The picture grows even more complicated when one considers genetic factors that may also play a role. Although the mechanism behind the heritability of obesity is still poorly understood, the link between obesity and genetics has been a part of research theories for decades. Studies on twins have found a strong heritability (the proportion of the variance in a trait attributable to common familial factors) for obesity, and the situation is similar for sleep apnea. According to Patel, the heritability of the apnea-hypopnea index is close to 40%.5

Many of the susceptibility genes for obesity and OSA could be shared. However, it is also possible that, in some individuals, separate genetic predispositions are at work and the development of one disorder leads to the other. For example, a person who is genetically prone to developing OSA—such as someone with naturally lax connective tissue in the upper airway—could have such disturbed sleep that his or her metabolic function is changed to make obesity more likely.

If sleep does influence metabolism and appetite, could teaching healthy sleep habits and treating sleep disorders help obese individuals control their weight and help normal-weight people stay that way? More research is needed to say for sure, the experts cautioned. However, in the meantime, getting proper sleep certainly will not hurt and may help.

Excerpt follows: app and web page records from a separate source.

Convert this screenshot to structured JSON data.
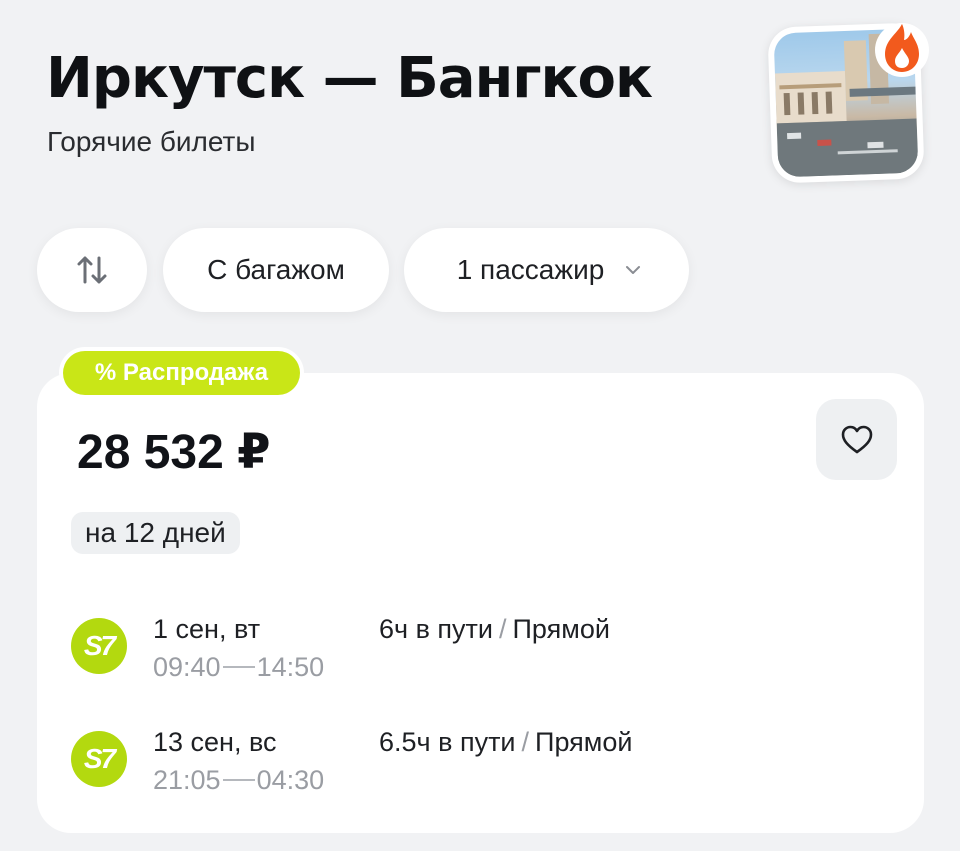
{
  "header": {
    "title": "Иркутск — Бангкок",
    "subtitle": "Горячие билеты"
  },
  "filters": {
    "swap_icon": "swap-vertical-icon",
    "baggage_label": "С багажом",
    "passengers_label": "1 пассажир"
  },
  "offer": {
    "badge": "% Распродажа",
    "price": "28 532 ₽",
    "duration_badge": "на 12 дней",
    "favorite_icon": "heart-icon",
    "accent_color": "#c9e617",
    "flights": [
      {
        "airline_logo": "S7",
        "date": "1 сен, вт",
        "depart": "09:40",
        "arrive": "14:50",
        "travel_time": "6ч в пути",
        "type": "Прямой"
      },
      {
        "airline_logo": "S7",
        "date": "13 сен, вс",
        "depart": "21:05",
        "arrive": "04:30",
        "travel_time": "6.5ч в пути",
        "type": "Прямой"
      }
    ]
  }
}
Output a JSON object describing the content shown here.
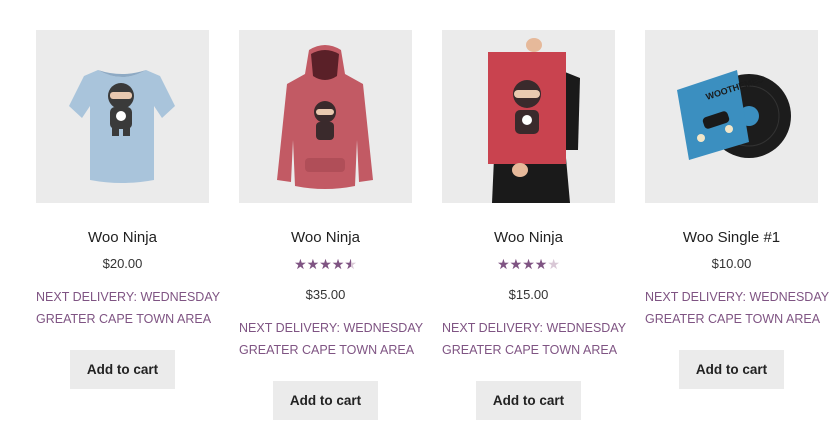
{
  "products": [
    {
      "image": "tshirt-ninja-image",
      "title": "Woo Ninja",
      "rating": null,
      "price": "$20.00",
      "notice_line1": "NEXT DELIVERY: WEDNESDAY",
      "notice_line2": "GREATER CAPE TOWN AREA",
      "button": "Add to cart"
    },
    {
      "image": "hoodie-ninja-image",
      "title": "Woo Ninja",
      "rating": 4.5,
      "price": "$35.00",
      "notice_line1": "NEXT DELIVERY: WEDNESDAY",
      "notice_line2": "GREATER CAPE TOWN AREA",
      "button": "Add to cart"
    },
    {
      "image": "poster-ninja-image",
      "title": "Woo Ninja",
      "rating": 4,
      "price": "$15.00",
      "notice_line1": "NEXT DELIVERY: WEDNESDAY",
      "notice_line2": "GREATER CAPE TOWN AREA",
      "button": "Add to cart"
    },
    {
      "image": "vinyl-record-image",
      "title": "Woo Single #1",
      "rating": null,
      "price": "$10.00",
      "notice_line1": "NEXT DELIVERY: WEDNESDAY",
      "notice_line2": "GREATER CAPE TOWN AREA",
      "button": "Add to cart"
    }
  ],
  "record_sleeve_text": "WOOTHEMES",
  "colors": {
    "accent": "#7f5483",
    "star_empty": "#d9c8d6",
    "thumb_bg": "#ebebeb",
    "button_bg": "#ebebeb"
  }
}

Lena Kauffman is editor of Sleep Review.

1. Blackburn G. Epidemiology of the worldwide epidemic of obesity: the future. Paper presented at: Sleep Loss and Obesity: Interacting Epidemics scientific workshop; March 27-28, 2006; Washington, DC.

2. Centers for Disease Control and Prevention. Overweight and obesity: rrequently asked questions (FAQs). Available at: www.cdc.gov/nccdphp/dnpa/obesity/faq.htm. Accessed June 11, 2006.

3. Smoot TM, Xu P, Hilsenrath P, Kuppersmith NC, Singh KP. Gastric bypass surgery in the United States, 1998-2002. Am J Public Health. May 30, 2006; [Epub ahead of print].

4. Spiegel K. Metabolism and appetite regulation. Paper presented at: Sleep Loss and Obesity: Interacting Epidemics scientific workshop; March 27-28, 2006; Washington, DC.

5. Patel S. The connection between obesity and sleep apnea: common and overlapping genetic links. Paper presented at: Sleep Loss and Obesity: Interacting Epidemics scientific workshop; March 27-28, 2006; Washington, DC.